What needs to be done:
Your answer should be every line below that includes the word "section".

● ● ●

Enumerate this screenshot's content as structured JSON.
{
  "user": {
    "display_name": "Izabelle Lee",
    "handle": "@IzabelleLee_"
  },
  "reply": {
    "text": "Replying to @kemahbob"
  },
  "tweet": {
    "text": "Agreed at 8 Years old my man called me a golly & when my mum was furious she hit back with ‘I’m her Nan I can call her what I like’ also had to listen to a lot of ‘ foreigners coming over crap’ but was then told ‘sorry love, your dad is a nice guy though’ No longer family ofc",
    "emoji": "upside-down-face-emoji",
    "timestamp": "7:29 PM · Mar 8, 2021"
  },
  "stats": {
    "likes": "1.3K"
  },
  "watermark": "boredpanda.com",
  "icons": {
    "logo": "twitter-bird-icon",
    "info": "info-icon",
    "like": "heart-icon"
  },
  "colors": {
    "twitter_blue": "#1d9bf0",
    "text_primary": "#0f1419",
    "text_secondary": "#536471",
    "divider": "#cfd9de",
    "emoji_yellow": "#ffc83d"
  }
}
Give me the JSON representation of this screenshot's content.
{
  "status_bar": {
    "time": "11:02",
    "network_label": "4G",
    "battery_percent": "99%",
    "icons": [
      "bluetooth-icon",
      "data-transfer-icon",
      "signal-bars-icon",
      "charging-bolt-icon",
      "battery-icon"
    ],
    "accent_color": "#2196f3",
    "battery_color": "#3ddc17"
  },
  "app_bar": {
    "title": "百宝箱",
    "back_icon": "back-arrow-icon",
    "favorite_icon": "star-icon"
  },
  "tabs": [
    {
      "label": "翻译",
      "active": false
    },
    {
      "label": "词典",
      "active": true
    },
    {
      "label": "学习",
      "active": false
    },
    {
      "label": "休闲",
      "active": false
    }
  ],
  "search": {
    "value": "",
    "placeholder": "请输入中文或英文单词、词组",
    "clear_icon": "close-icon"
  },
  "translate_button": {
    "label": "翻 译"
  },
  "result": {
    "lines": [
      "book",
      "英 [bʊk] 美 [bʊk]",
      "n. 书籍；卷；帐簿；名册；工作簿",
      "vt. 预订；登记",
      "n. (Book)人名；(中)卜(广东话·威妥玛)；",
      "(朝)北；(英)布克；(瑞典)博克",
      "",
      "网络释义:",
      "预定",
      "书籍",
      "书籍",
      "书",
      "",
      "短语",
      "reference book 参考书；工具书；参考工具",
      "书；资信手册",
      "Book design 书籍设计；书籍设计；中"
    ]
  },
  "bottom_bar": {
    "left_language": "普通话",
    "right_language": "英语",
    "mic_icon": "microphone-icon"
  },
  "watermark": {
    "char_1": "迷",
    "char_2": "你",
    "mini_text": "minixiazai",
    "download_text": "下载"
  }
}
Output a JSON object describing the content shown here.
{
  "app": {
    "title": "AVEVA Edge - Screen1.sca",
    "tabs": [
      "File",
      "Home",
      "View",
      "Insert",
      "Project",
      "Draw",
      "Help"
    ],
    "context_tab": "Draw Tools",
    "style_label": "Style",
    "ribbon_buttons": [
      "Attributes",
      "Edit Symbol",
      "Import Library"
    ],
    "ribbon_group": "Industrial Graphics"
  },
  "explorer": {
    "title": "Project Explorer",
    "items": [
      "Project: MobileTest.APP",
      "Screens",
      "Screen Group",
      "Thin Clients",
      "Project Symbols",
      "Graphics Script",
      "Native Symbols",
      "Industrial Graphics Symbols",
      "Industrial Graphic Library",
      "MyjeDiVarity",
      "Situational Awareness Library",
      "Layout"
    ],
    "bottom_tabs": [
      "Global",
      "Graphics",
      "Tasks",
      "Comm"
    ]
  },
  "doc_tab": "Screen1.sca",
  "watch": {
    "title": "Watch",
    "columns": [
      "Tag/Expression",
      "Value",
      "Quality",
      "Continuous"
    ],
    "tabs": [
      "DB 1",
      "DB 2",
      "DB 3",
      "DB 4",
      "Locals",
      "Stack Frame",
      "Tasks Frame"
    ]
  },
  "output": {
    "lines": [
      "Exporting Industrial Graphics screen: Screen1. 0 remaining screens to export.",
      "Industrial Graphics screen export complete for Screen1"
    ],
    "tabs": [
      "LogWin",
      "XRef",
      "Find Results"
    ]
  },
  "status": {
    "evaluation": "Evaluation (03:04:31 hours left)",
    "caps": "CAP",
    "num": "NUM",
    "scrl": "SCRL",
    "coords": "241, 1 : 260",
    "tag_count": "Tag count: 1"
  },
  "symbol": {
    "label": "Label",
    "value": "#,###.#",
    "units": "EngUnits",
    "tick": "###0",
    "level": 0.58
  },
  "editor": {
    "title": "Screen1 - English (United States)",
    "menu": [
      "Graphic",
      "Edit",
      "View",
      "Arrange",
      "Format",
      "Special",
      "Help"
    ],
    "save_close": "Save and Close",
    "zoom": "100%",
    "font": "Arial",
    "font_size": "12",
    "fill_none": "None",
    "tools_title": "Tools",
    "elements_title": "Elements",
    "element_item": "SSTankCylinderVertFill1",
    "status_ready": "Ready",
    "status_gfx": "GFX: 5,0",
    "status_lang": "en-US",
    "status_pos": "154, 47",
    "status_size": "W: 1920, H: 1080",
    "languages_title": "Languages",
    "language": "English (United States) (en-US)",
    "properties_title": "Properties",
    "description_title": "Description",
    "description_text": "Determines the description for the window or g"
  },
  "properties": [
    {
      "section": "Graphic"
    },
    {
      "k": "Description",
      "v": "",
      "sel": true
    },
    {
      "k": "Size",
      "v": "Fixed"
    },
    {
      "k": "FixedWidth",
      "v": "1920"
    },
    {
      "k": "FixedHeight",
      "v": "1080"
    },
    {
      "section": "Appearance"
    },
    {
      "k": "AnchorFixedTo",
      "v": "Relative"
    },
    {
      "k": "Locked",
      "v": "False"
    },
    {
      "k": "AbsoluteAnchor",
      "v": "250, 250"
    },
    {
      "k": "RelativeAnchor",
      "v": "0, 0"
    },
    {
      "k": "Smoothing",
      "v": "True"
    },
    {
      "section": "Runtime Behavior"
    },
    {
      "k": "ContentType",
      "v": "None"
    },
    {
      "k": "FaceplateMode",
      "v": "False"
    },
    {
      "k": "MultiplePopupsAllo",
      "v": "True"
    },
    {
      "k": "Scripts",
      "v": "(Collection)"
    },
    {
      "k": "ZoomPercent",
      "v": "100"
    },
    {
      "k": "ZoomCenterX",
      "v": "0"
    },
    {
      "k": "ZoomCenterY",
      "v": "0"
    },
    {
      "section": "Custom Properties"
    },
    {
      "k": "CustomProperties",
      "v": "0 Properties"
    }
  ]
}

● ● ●

Problem solution:
      "section": "Graphic"
      "section": "Appearance"
      "section": "Runtime Behavior"
      "section": "Custom Properties"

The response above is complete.